» Task objective: Take every line from the entries below that includes the word "this" and copy it.

Excerpts from a dataset
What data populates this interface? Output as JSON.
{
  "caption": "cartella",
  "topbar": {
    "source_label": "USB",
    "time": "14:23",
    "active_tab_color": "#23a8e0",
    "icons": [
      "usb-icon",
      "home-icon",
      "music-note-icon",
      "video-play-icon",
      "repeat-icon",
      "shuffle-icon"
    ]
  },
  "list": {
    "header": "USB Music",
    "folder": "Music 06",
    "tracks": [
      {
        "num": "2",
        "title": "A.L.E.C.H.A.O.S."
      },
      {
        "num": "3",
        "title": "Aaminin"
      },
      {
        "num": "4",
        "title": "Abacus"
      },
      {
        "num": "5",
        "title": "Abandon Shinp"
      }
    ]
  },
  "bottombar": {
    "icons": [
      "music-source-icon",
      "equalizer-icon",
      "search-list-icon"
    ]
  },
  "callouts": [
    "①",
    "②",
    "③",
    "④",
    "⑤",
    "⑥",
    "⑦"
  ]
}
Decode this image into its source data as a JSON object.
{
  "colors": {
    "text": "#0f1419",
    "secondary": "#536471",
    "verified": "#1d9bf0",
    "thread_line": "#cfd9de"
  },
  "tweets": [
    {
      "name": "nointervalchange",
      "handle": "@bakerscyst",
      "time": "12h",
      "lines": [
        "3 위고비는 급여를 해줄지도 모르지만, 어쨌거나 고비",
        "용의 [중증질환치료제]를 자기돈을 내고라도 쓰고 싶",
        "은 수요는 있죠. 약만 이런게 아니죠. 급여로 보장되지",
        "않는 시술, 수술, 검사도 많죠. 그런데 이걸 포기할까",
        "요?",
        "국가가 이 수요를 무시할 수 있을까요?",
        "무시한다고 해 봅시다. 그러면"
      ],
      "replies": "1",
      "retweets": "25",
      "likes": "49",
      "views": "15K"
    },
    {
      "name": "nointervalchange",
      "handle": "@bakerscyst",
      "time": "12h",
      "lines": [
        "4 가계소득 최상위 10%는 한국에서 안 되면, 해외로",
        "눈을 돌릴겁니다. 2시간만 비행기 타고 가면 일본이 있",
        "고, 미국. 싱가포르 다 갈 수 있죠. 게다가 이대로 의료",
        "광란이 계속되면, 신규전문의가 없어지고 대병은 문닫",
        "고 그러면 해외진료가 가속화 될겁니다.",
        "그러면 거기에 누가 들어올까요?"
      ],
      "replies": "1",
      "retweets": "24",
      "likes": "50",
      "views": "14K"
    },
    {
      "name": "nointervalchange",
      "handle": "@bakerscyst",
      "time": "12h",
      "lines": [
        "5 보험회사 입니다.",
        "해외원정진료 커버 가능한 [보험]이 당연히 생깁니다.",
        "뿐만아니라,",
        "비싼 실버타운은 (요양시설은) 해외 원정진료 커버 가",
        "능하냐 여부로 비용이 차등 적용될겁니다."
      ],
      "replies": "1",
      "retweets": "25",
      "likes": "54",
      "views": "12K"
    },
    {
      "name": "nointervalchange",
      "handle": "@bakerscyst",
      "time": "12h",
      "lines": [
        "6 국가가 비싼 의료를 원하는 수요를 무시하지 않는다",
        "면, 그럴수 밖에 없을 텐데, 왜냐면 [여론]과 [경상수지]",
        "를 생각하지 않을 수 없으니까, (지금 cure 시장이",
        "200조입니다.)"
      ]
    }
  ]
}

» Your response:
What data populates this interface? Output as JSON.
Decode this image into its source data as a JSON object.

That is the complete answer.